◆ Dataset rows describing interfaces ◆
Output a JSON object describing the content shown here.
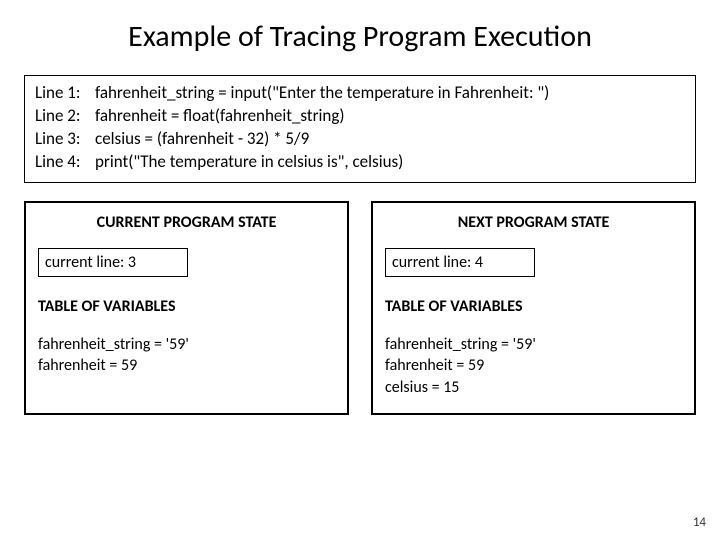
{
  "title": "Example of Tracing Program Execution",
  "code": {
    "l1_label": "Line 1:",
    "l1_text": "fahrenheit_string = input(\"Enter the temperature in Fahrenheit: \")",
    "l2_label": "Line 2:",
    "l2_text": "fahrenheit = float(fahrenheit_string)",
    "l3_label": "Line 3:",
    "l3_text": "celsius = (fahrenheit - 32) * 5/9",
    "l4_label": "Line 4:",
    "l4_text": "print(\"The temperature in celsius is\", celsius)"
  },
  "current_state": {
    "title": "CURRENT PROGRAM STATE",
    "current_line": "current line: 3",
    "table_title": "TABLE OF VARIABLES",
    "var1": "fahrenheit_string = '59'",
    "var2": "fahrenheit = 59"
  },
  "next_state": {
    "title": "NEXT PROGRAM STATE",
    "current_line": "current line: 4",
    "table_title": "TABLE OF VARIABLES",
    "var1": "fahrenheit_string = '59'",
    "var2": "fahrenheit = 59",
    "var3": "celsius = 15"
  },
  "page_number": "14"
}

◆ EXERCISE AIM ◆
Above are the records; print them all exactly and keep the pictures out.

◆ OUTPUT OF THE TASK ◆
Output a JSON object describing the content shown here.
{
  "title": "Example of Tracing Program Execution",
  "code": {
    "l1_label": "Line 1:",
    "l1_text": "fahrenheit_string = input(\"Enter the temperature in Fahrenheit: \")",
    "l2_label": "Line 2:",
    "l2_text": "fahrenheit = float(fahrenheit_string)",
    "l3_label": "Line 3:",
    "l3_text": "celsius = (fahrenheit - 32) * 5/9",
    "l4_label": "Line 4:",
    "l4_text": "print(\"The temperature in celsius is\", celsius)"
  },
  "current_state": {
    "title": "CURRENT PROGRAM STATE",
    "current_line": "current line: 3",
    "table_title": "TABLE OF VARIABLES",
    "var1": "fahrenheit_string = '59'",
    "var2": "fahrenheit = 59"
  },
  "next_state": {
    "title": "NEXT PROGRAM STATE",
    "current_line": "current line: 4",
    "table_title": "TABLE OF VARIABLES",
    "var1": "fahrenheit_string = '59'",
    "var2": "fahrenheit = 59",
    "var3": "celsius = 15"
  },
  "page_number": "14"
}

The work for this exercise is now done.